People with diabetes must know…
The HbA1c is a measure of the average blood sugar (both high & low levels) over a 3 month period and it is an important indicator of the degree of blood sugar control. In simple terms, it is the amount of sugar (glucose) attached to hemoglobin molecules in the red blood cells. As the life of a red blood cell is approximately 90 – 120 (3-4 months) days, the HbA1c value predicts average blood sugar of past 3 – 4 months. Thus, if there is a large amount of sugar circulating in the blood, the HbA1c will be high & vice versa.
It is recommended for people with diabetes to check HbA1c at least 2 times a year & more frequently for those with uncontrolled sugar levels. This blood test doesn’t require fasting state & can be done at any time of the day.
HbA1c is expressed as a percent (%). Following are the mean blood sugar levels with respect to HbA1c score –
Although HbA1c measures average blood glucose over the past 3-4 months, more recent glucose levels (recent 4-6 weeks) impact the result more.
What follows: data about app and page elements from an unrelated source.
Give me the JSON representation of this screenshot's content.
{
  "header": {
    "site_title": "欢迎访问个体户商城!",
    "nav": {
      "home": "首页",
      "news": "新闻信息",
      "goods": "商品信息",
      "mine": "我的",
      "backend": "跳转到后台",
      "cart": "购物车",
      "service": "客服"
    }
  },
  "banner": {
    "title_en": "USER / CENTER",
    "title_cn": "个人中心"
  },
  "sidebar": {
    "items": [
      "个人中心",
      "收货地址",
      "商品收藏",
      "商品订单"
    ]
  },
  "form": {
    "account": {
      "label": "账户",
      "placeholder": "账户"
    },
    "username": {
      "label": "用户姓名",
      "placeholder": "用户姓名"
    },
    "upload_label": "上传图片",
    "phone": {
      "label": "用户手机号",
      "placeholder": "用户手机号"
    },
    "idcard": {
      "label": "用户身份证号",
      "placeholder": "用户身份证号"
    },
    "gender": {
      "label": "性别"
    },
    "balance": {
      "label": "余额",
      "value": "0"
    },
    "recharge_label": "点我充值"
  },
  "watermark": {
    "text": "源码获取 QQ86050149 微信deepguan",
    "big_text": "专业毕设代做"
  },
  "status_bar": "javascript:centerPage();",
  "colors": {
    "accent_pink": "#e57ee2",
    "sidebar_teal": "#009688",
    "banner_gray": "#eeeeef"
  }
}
Hence it is sometimes recommended to measure HbA1c levels 6 weeks after a change in therapy (medicines / insulin) to see the effectiveness of the treatment.
Abnormal HbA1c could mean-
1. An altered meal plan / activity patterns
2. Inadequate dose / inappropriate type (class) of medicine
3. Need for addition of insulin or insulin dose adjustment (if already on insulin)
Conditions like Anemia, profound blood loss, recent blood transfusion, high triglyceride levels, jaundice, chronic alcoholism etc. can lead to inaccurate results.
Since HbA1c measures average of blood sugar, it cannot predict the daily fluctuations / variations in the sugar levels. Thus checking blood sugar level periodically at different times of the day remains equally essential & cannot be replaced by HbA1c checking alone. Both these measurements should support each other helping ensure appropriate blood sugar control for a good quality life.